Why More Patients are Engaged With their Health Records


An ONC report finds that more patients are engaged with their health records. Here’s why.

In efforts to educate patients about their health information, more providers are offering online health records to their patients, according to a new report.

According to an April 2018 report by the Office of the National Coordinator for Health Information Technology (ONC), more than half of patients surveyed report that health providers or insurers offered them access to their online health records in 2017.

By offering access to health records, providers are empowering patients to be more active in their health and wellness, says Peter Ashkenaz, spokesperson for the ONC.

“Providers play a critical role in patient engagement,” Ashkenaz says. “Our data brief found that individuals who were offered and encouraged to use an online medical record by their healthcare provider were nearly two times more likely to access their medical record compared to those who were offered access but not encouraged to use their record.”

Broadening access

Between 2014 and 2017, the number of patients who were offered access to their health records online has grown. In 2014, 42% of patients say providers or insurers offered them access to their records, and that number jumped to 52% in 2017.

“Given that the patient record request process can take time, it is of great benefit to access one’s data prior to an urgent health need. Additionally, healthy individuals may also benefit from correcting errors in their medical record before a health issue occurs. Among individuals that accessed their medical record online, almost one in 10 requested a correction to information in their record,” the report’s authors said.

However, even when offered access, only 28% of patients reported viewing their own health record within the last year. The report says that the majority of patients who didn’t view their record either chose to speak directly with providers (76%) or didn’t have a need to view their record (59%). One-quarter of patients surveyed had concerns about privacy and security around viewing their record online, and 20% say that do not have a way to access their record online.

Getting more patients on board

The report suggests that providers can also explain to healthy patients the benefits of reviewing their health records. Ashkenaz says that providers can offer easier enrollment into online portals to help patients access records more.

“EHRs allow practitioners to provide instant and secure access to health records for patients as well as other providers,” Ashkenaz says. “A portal which provides a view of the patient health record stored in the EHR, enables patients to access their health information at their convenience, when they need the information. They have access to information as it is updated in their EHR.  In contrast, a request would need to be made of office staff to fax or mail a paper chart. Thus, EHRs allow for more efficient and updated access to the health record.”

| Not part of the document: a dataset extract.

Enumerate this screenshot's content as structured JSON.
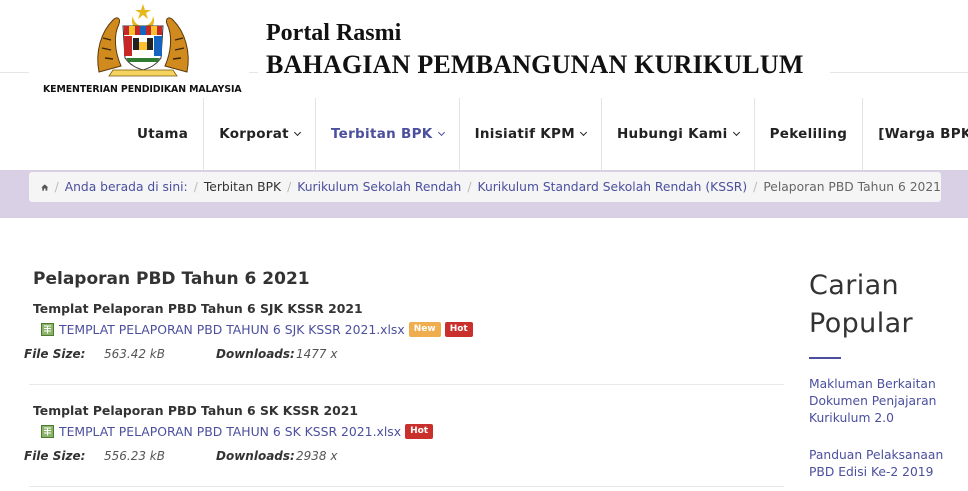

Most popular EHR features

The most popular features used by patients who accessed their records online included:

·      Viewing test results

·      Securely messaging healthcare provider and staff

·      Requesting prescription refills

·      Completing paperwork

·      Making online appointments.

Only 17% of patients have downloaded their records and only 14% have transmitted their records to another healthcare provider or to a caregiver, according to the report. These advanced features offer an opportunity to engage and empower patients even more, Ashkenaz says.

“Individuals may not be aware of the benefits of these more advanced functions, nor of their right, per HIPAA, to request sending their medical record to a designated third party. These functionalities may also not work well in online medical records and many providers or apps may not possess the capabilities to receive and incorporate such information,” the report authors wrote. “However, recent market developments suggest that increased adoption of Fast Healthcare Interoperability Resources [FHIR] will enable more individuals to use apps to store, manage, and transmit their health records across a variety of devices.”


Donna Marbury is a writer in Columbus, Ohio.

Related Videos
Related Content
© 2024 MJH Life Sciences

All rights reserved.